Insight into the interactive residues between two domains of human somatic Angiotensin-converting enzyme and Angiotensin II by MM-PBSA calculation and steered molecular dynamics simulation

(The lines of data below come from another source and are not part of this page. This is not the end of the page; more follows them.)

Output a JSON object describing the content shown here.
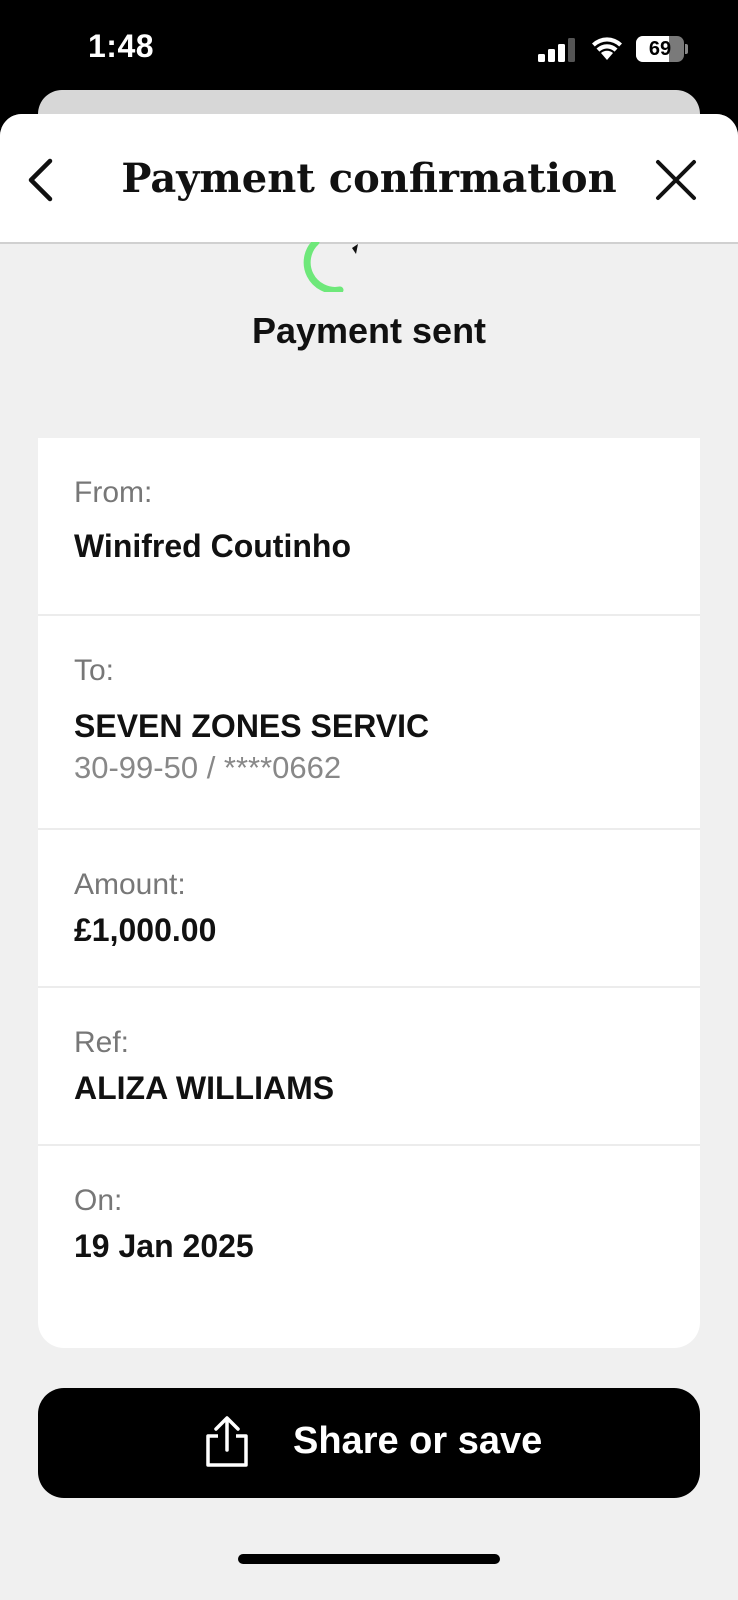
{
  "status_bar": {
    "time": "1:48",
    "battery": "69",
    "battery_level": 0.69
  },
  "nav": {
    "title": "Payment confirmation",
    "back_icon": "chevron-left-icon",
    "close_icon": "close-icon"
  },
  "result": {
    "title": "Payment sent",
    "icon": "checkmark-circle-icon",
    "accent": "#6EE87A"
  },
  "details": {
    "from": {
      "label": "From:",
      "value": "Winifred Coutinho"
    },
    "to": {
      "label": "To:",
      "value": "SEVEN ZONES SERVIC",
      "account": "30-99-50 / ****0662"
    },
    "amount": {
      "label": "Amount:",
      "value": "£1,000.00"
    },
    "ref": {
      "label": "Ref:",
      "value": "ALIZA WILLIAMS"
    },
    "on": {
      "label": "On:",
      "value": "19 Jan 2025"
    }
  },
  "actions": {
    "share_label": "Share or save",
    "share_icon": "share-icon"
  }
}
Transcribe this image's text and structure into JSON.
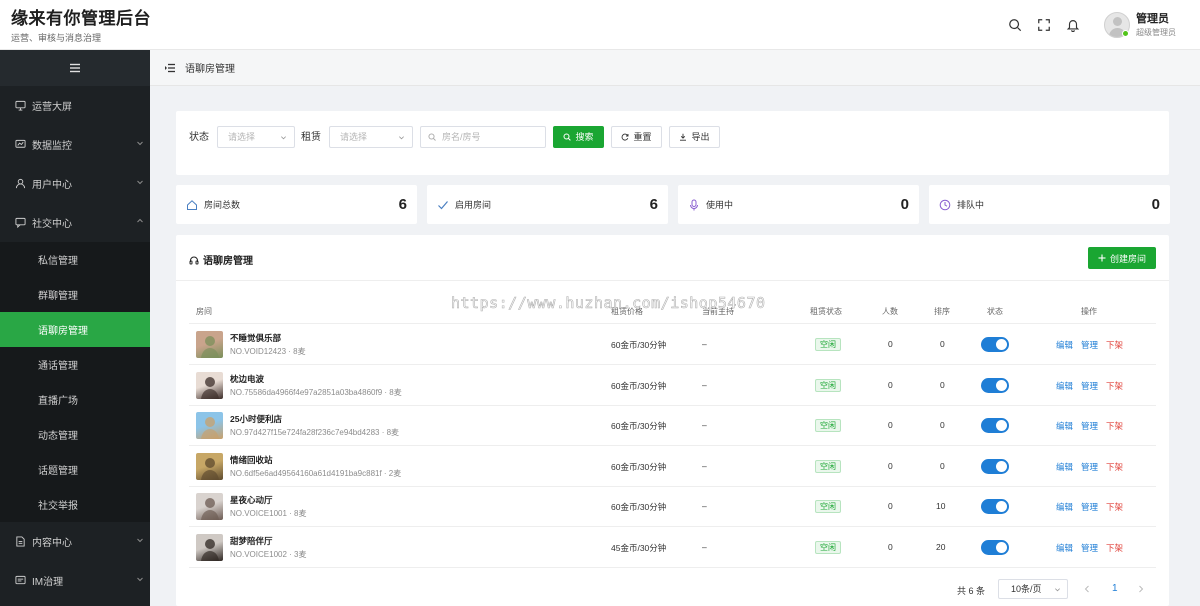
{
  "header": {
    "title": "缘来有你管理后台",
    "subtitle": "运营、审核与消息治理",
    "user_name": "管理员",
    "user_role": "超级管理员"
  },
  "sidebar": {
    "items": [
      {
        "label": "运营大屏",
        "icon": "monitor-icon"
      },
      {
        "label": "数据监控",
        "icon": "chart-icon"
      },
      {
        "label": "用户中心",
        "icon": "user-icon"
      },
      {
        "label": "社交中心",
        "icon": "chat-icon"
      },
      {
        "label": "内容中心",
        "icon": "document-icon"
      },
      {
        "label": "IM治理",
        "icon": "message-icon"
      }
    ],
    "sub_items": [
      "私信管理",
      "群聊管理",
      "语聊房管理",
      "通话管理",
      "直播广场",
      "动态管理",
      "话题管理",
      "社交举报"
    ],
    "active_sub": "语聊房管理"
  },
  "breadcrumb": "语聊房管理",
  "filters": {
    "status_label": "状态",
    "status_placeholder": "请选择",
    "rent_label": "租赁",
    "rent_placeholder": "请选择",
    "search_placeholder": "房名/房号",
    "search_btn": "搜索",
    "reset_btn": "重置",
    "export_btn": "导出"
  },
  "stats": [
    {
      "label": "房间总数",
      "value": "6"
    },
    {
      "label": "启用房间",
      "value": "6"
    },
    {
      "label": "使用中",
      "value": "0"
    },
    {
      "label": "排队中",
      "value": "0"
    }
  ],
  "table": {
    "title": "语聊房管理",
    "create_btn": "创建房间",
    "columns": [
      "房间",
      "租赁价格",
      "当前主持",
      "租赁状态",
      "人数",
      "排序",
      "状态",
      "操作"
    ],
    "rows": [
      {
        "name": "不睡觉俱乐部",
        "no": "NO.VOID12423 · 8麦",
        "price": "60金币/30分钟",
        "host": "–",
        "rent_status": "空闲",
        "people": "0",
        "sort": "0",
        "enabled": true
      },
      {
        "name": "枕边电波",
        "no": "NO.75586da4966f4e97a2851a03ba4860f9 · 8麦",
        "price": "60金币/30分钟",
        "host": "–",
        "rent_status": "空闲",
        "people": "0",
        "sort": "0",
        "enabled": true
      },
      {
        "name": "25小时便利店",
        "no": "NO.97d427f15e724fa28f236c7e94bd4283 · 8麦",
        "price": "60金币/30分钟",
        "host": "–",
        "rent_status": "空闲",
        "people": "0",
        "sort": "0",
        "enabled": true
      },
      {
        "name": "情绪回收站",
        "no": "NO.6df5e6ad49564160a61d4191ba9c881f · 2麦",
        "price": "60金币/30分钟",
        "host": "–",
        "rent_status": "空闲",
        "people": "0",
        "sort": "0",
        "enabled": true
      },
      {
        "name": "星夜心动厅",
        "no": "NO.VOICE1001 · 8麦",
        "price": "60金币/30分钟",
        "host": "–",
        "rent_status": "空闲",
        "people": "0",
        "sort": "10",
        "enabled": true
      },
      {
        "name": "甜梦陪伴厅",
        "no": "NO.VOICE1002 · 3麦",
        "price": "45金币/30分钟",
        "host": "–",
        "rent_status": "空闲",
        "people": "0",
        "sort": "20",
        "enabled": true
      }
    ],
    "actions": {
      "edit": "编辑",
      "manage": "管理",
      "offline": "下架"
    }
  },
  "pagination": {
    "total": "共 6 条",
    "page_size": "10条/页",
    "current_page": "1"
  },
  "watermark": "https://www.huzhan.com/ishop54670",
  "colors": {
    "primary": "#1aa632",
    "link": "#1f7ed6",
    "danger": "#e0413a",
    "sidebar_bg": "#1d2124",
    "sidebar_active": "#29a745"
  }
}
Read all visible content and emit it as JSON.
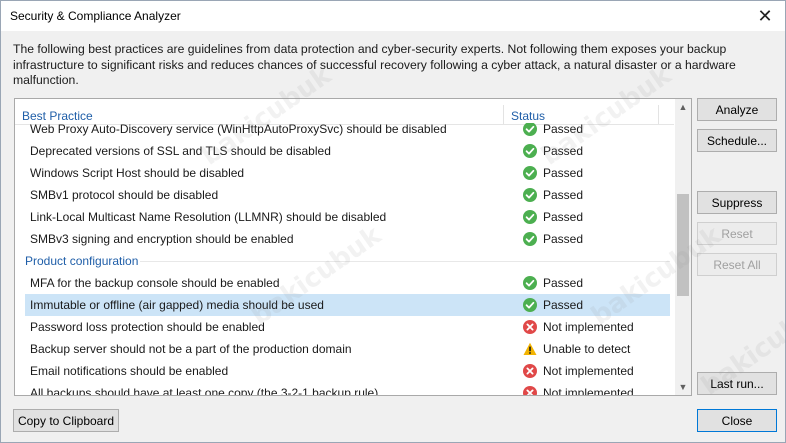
{
  "window": {
    "title": "Security & Compliance Analyzer",
    "close_glyph": "✕"
  },
  "description": "The following best practices are guidelines from data protection and cyber-security experts. Not following them exposes your backup infrastructure to significant risks and reduces chances of successful recovery following a cyber attack, a natural disaster or a hardware malfunction.",
  "list": {
    "col_practice": "Best Practice",
    "col_status": "Status",
    "rows": [
      {
        "type": "item",
        "name": "Web Proxy Auto-Discovery service (WinHttpAutoProxySvc) should be disabled",
        "status": "Passed",
        "icon": "passed-icon"
      },
      {
        "type": "item",
        "name": "Deprecated versions of SSL and TLS should be disabled",
        "status": "Passed",
        "icon": "passed-icon"
      },
      {
        "type": "item",
        "name": "Windows Script Host should be disabled",
        "status": "Passed",
        "icon": "passed-icon"
      },
      {
        "type": "item",
        "name": "SMBv1 protocol should be disabled",
        "status": "Passed",
        "icon": "passed-icon"
      },
      {
        "type": "item",
        "name": "Link-Local Multicast Name Resolution (LLMNR) should be disabled",
        "status": "Passed",
        "icon": "passed-icon"
      },
      {
        "type": "item",
        "name": "SMBv3 signing and encryption should be enabled",
        "status": "Passed",
        "icon": "passed-icon"
      },
      {
        "type": "group",
        "name": "Product configuration"
      },
      {
        "type": "item",
        "name": "MFA for the backup console should be enabled",
        "status": "Passed",
        "icon": "passed-icon"
      },
      {
        "type": "item",
        "name": "Immutable or offline (air gapped) media should be used",
        "status": "Passed",
        "icon": "passed-icon",
        "selected": true
      },
      {
        "type": "item",
        "name": "Password loss protection should be enabled",
        "status": "Not implemented",
        "icon": "not-implemented-icon"
      },
      {
        "type": "item",
        "name": "Backup server should not be a part of the production domain",
        "status": "Unable to detect",
        "icon": "warning-icon"
      },
      {
        "type": "item",
        "name": "Email notifications should be enabled",
        "status": "Not implemented",
        "icon": "not-implemented-icon"
      },
      {
        "type": "item",
        "name": "All backups should have at least one copy (the 3-2-1 backup rule)",
        "status": "Not implemented",
        "icon": "not-implemented-icon"
      }
    ]
  },
  "buttons": {
    "analyze": "Analyze",
    "schedule": "Schedule...",
    "suppress": "Suppress",
    "reset": "Reset",
    "reset_all": "Reset All",
    "last_run": "Last run...",
    "copy": "Copy to Clipboard",
    "close": "Close"
  },
  "watermark_text": "bakicubuk",
  "colors": {
    "header_blue": "#1f5ea8",
    "passed_green": "#4caf50",
    "error_red": "#e04848",
    "warning_yellow": "#f2b300",
    "selection": "#cce4f7"
  }
}
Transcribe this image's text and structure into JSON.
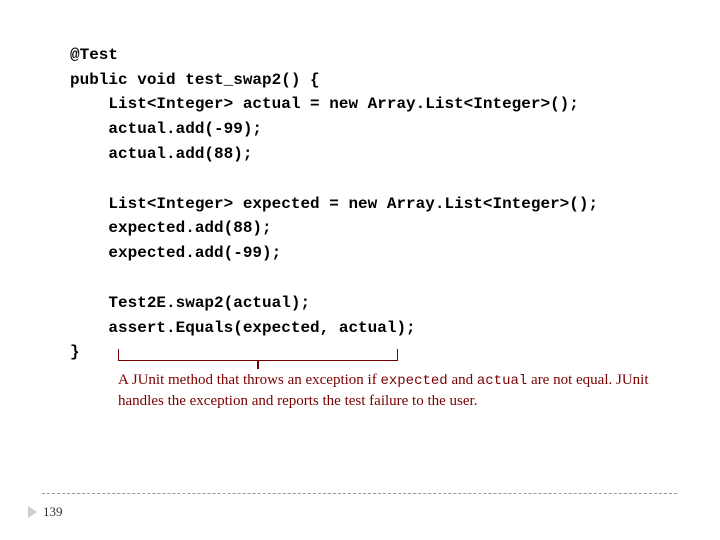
{
  "code": {
    "l1": "@Test",
    "l2": "public void test_swap2() {",
    "l3": "    List<Integer> actual = new Array.List<Integer>();",
    "l4": "    actual.add(-99);",
    "l5": "    actual.add(88);",
    "l6": "",
    "l7": "    List<Integer> expected = new Array.List<Integer>();",
    "l8": "    expected.add(88);",
    "l9": "    expected.add(-99);",
    "l10": "",
    "l11": "    Test2E.swap2(actual);",
    "l12": "    assert.Equals(expected, actual);",
    "l13": "}"
  },
  "annotation": {
    "part1": "A JUnit method that throws an exception if ",
    "mono1": "expected",
    "part2": " and ",
    "mono2": "actual",
    "part3": " are not equal. JUnit handles the exception and reports the test failure to the user."
  },
  "page_number": "139"
}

Angiotensin-converting enzyme (ACE), a membrane-bound zinc metallopeptidase, catalyzes the formation of Angiotensin-II (AngII) and the deactivation of bradykinin in the renin–angiotensin-aldosterone and kallikrein–kinin systems. As a hydrolysis product of ACE, AngII is regarded as an inhibitor and displays stronger competitive inhibition in the C-domain than the N-domain of ACE. However, the AngII binding differences between the two domains and the mechanisms behind AngII dissociation from the C-domain are rarely explored. In this work, molecular docking, Molecular Mechanics/Poisson–Boltzmann Surface Area calculation, and steered molecular dynamics (SMD) are applied to explore the structures and interactions in the binding or unbinding of AngII with the two domains of human somatic ACE. Calculated free energy values suggest that the C-domain–AngII complex is more stable than the N-domain–AngII complex, consistent with available experimental data. SMD simulation results imply that electrostatic interaction is dominant in the dissociation of AngII from the C-domain. Moreover, Gln106, Asp121, Glu123, and Tyr213 may be the key residues in the unbinding pathway of AngII. The simulation results in our work provide insights into the interactions between the two domains of ACE and its natural peptide inhibitor AngII at a molecular level. Moreover, the results provide theoretical clues for the design of new inhibitors.